This may seem like a technical issue but, in the GRD/Macraes situation, a number of institutions had shareholdings in both Macraes and GRD with a bigger stake in the former. They would have voted against the merger if GRD had been required to hold a special meeting because the terms of the agreement were seen to be extremely unfair to Macraes' minority shareholders. There was a strong possibility that GRD shareholders would have rejected the merger because there wasn't a large related party block vote that could effectively control the outcome.

Shareholders also have the right to appeal to the court against any of the provisions of an amalgamation proposal.

The Waste Management/Transpacific merger proposal got off to a dreadful start on Monday because the New Zealand company didn't hold a briefing for shareholders, analysts and the media and chairman Jim Syme was unavailable because of other director commitments.

The New Zealand company admits it made a botch of the situation as it focused on informing its employees and neglected the investment community.

The amalgamation process also annoyed a number of large shareholders because the compulsory acquisition threshold is lower and they have less chance of blocking the bid.

The two major shareholders, ING with 6.7 per cent and Fisher Funds Management with 6.2 per cent, have the ability to block the bid if there is a low voter turnout, but the important point is that they could definitely block an offer under the Takeovers Code if they wanted to.

Another aspect of the deal is that Transpacific has got around section 221(5) of the 1993 act, which requires both merging companies to have shareholder meetings, by forming a separate, fully owned New Zealand company and merging this company with Waste Management. The Australian parent owns all the shares in this new company and there is no requirement for Transpacific's public shareholders to vote on the amalgamation.

The amalgamation process is being used because Waste Management's directors believe they have negotiated a great price that reflects full control and Transpacific should be given every opportunity to reach 100 per cent.

This sounds like a reasonable argument, but this column has persistently argued that New Zealand directors are poor judges of long-term value and they consistently advise investors to sell their shares at below full value. In almost all the situations where shareholders have rejected directors' sell advice, the share price of the target company has appreciated after the bid lapsed.

The other point is that New Zealand directors don't seem to understand that most investors, particularly institutions, are portfolio investors rather than shareholders in a number of separate companies.

The objective of a large and prudent investor is to construct a portfolio of companies in diverse industries with different risk profiles.
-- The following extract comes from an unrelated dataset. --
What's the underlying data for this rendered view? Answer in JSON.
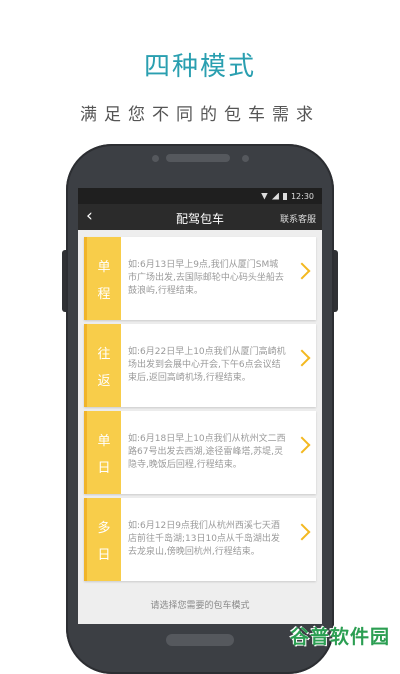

The New Zealand sharemarket won't be much use to these investors if most of our companies are taken over and there are only a few electricity, port and property groups left.

Waste Management is an important portfolio holding because it has strong defensive features, has an excellent profit record and has good growth prospects. It was ridiculous for Waste Management's chief executive director, Kim Ellis, to tell the Business Herald that investors "can go and buy a bach or invest in Transpacific or take a holiday" when most of them, particularly New Zealand-orientated retail and wholesale funds, will either have to, or want to, reinvest in NZX companies.
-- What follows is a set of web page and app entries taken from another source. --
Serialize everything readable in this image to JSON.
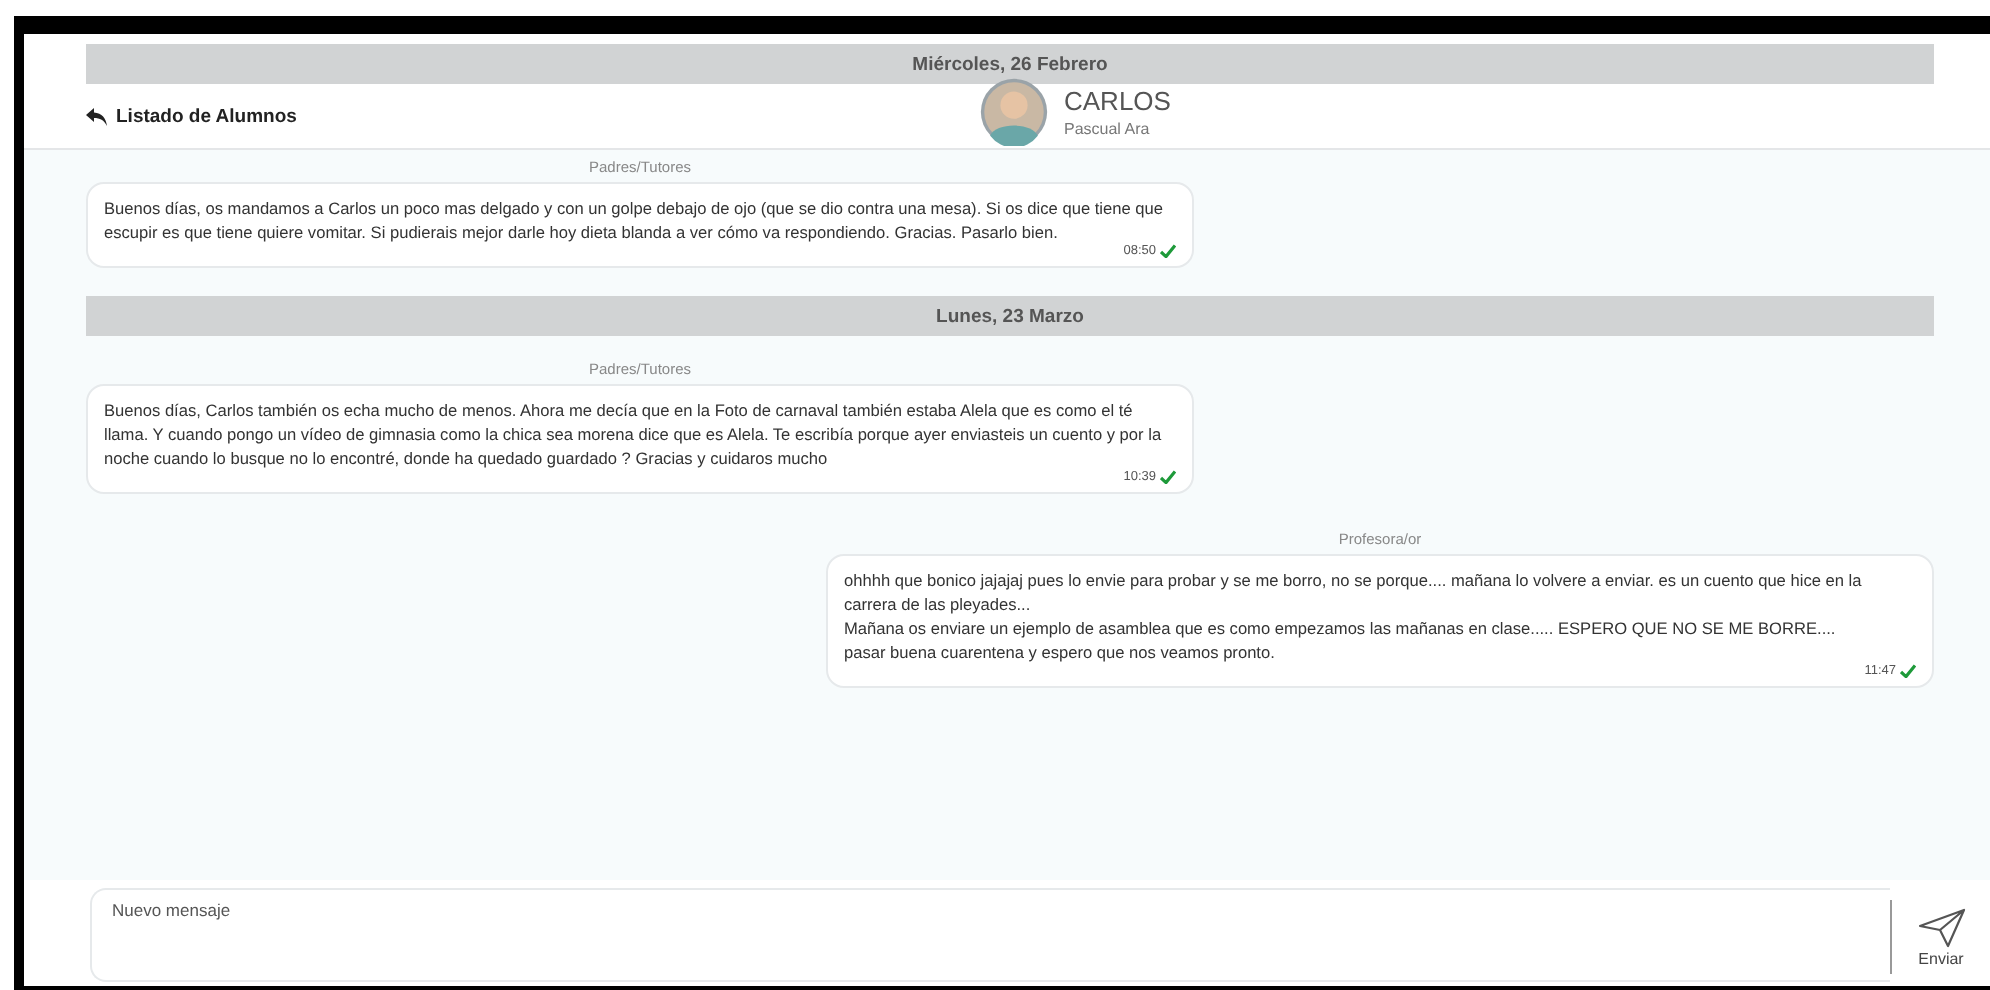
{
  "header": {
    "back_link": "Listado de Alumnos",
    "student_name": "CARLOS",
    "student_surname": "Pascual Ara"
  },
  "sticky_date": "Miércoles, 26 Febrero",
  "timeline": [
    {
      "kind": "incoming",
      "sender": "Padres/Tutores",
      "text": "Buenos días, os mandamos a Carlos un poco mas delgado y con un golpe debajo de ojo (que se dio contra una mesa). Si os dice que tiene que escupir es que tiene quiere vomitar. Si pudierais mejor darle hoy dieta blanda a ver cómo va respondiendo. Gracias. Pasarlo bien.",
      "time": "08:50",
      "read": true
    },
    {
      "kind": "date",
      "label": "Lunes, 23 Marzo"
    },
    {
      "kind": "incoming",
      "sender": "Padres/Tutores",
      "text": "Buenos días, Carlos también os echa mucho de menos. Ahora me decía que en la Foto de carnaval también estaba Alela que es como el té llama. Y cuando pongo un vídeo de gimnasia como la chica sea morena dice que es Alela. Te escribía porque ayer enviasteis un cuento y por la noche cuando lo busque no lo encontré, donde ha quedado guardado ? Gracias y cuidaros mucho",
      "time": "10:39",
      "read": true
    },
    {
      "kind": "outgoing",
      "sender": "Profesora/or",
      "text": "ohhhh que bonico jajajaj pues lo envie para probar y se me borro, no se porque.... mañana lo volvere a enviar. es un cuento que hice en la carrera de las pleyades...\nMañana os enviare un ejemplo de asamblea que es como empezamos las mañanas en clase..... ESPERO QUE NO SE ME BORRE....\npasar buena cuarentena y espero que nos veamos pronto.",
      "time": "11:47",
      "read": true
    }
  ],
  "composer": {
    "placeholder": "Nuevo mensaje",
    "send_label": "Enviar"
  }
}
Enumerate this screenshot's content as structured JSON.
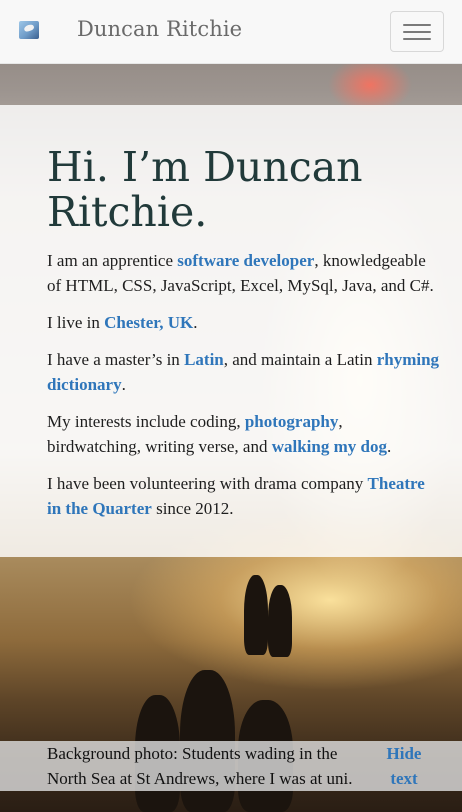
{
  "navbar": {
    "brand_name": "Duncan Ritchie",
    "logo_icon": "bird-logo-icon",
    "toggle_icon": "hamburger-menu-icon"
  },
  "main": {
    "heading": "Hi. I’m Duncan Ritchie.",
    "intro": {
      "t1": "I am an apprentice ",
      "link1": "software developer",
      "t2": ", knowledgeable of HTML, CSS, JavaScript, Excel, MySql, Java, and C#."
    },
    "live": {
      "t1": "I live in ",
      "link1": "Chester, UK",
      "t2": "."
    },
    "masters": {
      "t1": "I have a master’s in ",
      "link1": "Latin",
      "t2": ", and maintain a Latin ",
      "link2": "rhyming dictionary",
      "t3": "."
    },
    "interests": {
      "t1": "My interests include coding, ",
      "link1": "photography",
      "t2": ", birdwatching, writing verse, and ",
      "link2": "walking my dog",
      "t3": "."
    },
    "volunteer": {
      "t1": "I have been volunteering with drama company ",
      "link1": "Theatre in the Quarter",
      "t2": " since 2012."
    }
  },
  "caption": {
    "text": "Background photo: Students wading in the North Sea at St Andrews, where I was at uni.",
    "hide_label": "Hide text"
  },
  "colors": {
    "link": "#2f76ba",
    "heading": "#213a3a",
    "navbar_bg": "#f8f8f8"
  }
}
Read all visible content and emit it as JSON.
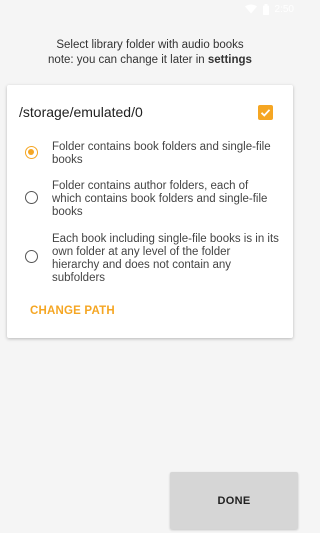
{
  "statusbar": {
    "time": "2:50",
    "icons": [
      "wifi-icon",
      "battery-icon"
    ]
  },
  "intro": {
    "line1": "Select library folder with audio books",
    "line2_prefix": "note: you can change it later in ",
    "line2_link": "settings"
  },
  "card": {
    "path": "/storage/emulated/0",
    "path_checked": true,
    "options": [
      {
        "label": "Folder contains book folders and single-file books",
        "selected": true
      },
      {
        "label": "Folder contains author folders, each of which contains book folders and single-file books",
        "selected": false
      },
      {
        "label": "Each book including single-file books is in its own folder at any level of the folder hierarchy and does not contain any subfolders",
        "selected": false
      }
    ],
    "change_path_label": "CHANGE PATH"
  },
  "done_label": "DONE",
  "colors": {
    "accent": "#f5a623",
    "background": "#f5f5f5",
    "button": "#d6d6d6"
  }
}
The problem with this is that many of the larger listed companies are trading on a higher P/E or EV/ebitda multiple than Waste Management at its takeover price. These include Pumpkin Patch, TrustPower, Ryman Healthcare, Vector, Infratil, Sky City, Sky TV, Fisher & Paykel Healthcare, Auckland International Airport, Port of Tauranga and Michael Hill International.

Our company directors don't seem to realise that portfolio investors have to look at the wider picture, including the diversification of their portfolio and the valuations of the companies they will have to reinvest the proceeds in.

On this basis, the offer for Waste Management does not look overly generous and there was no need for the company's directors to agree to an amalgamation process that reduces the rights of their shareholders.

* Disclosure of interest: Brian Gaynor is an investment strategist and analyst at Milford Asset Management.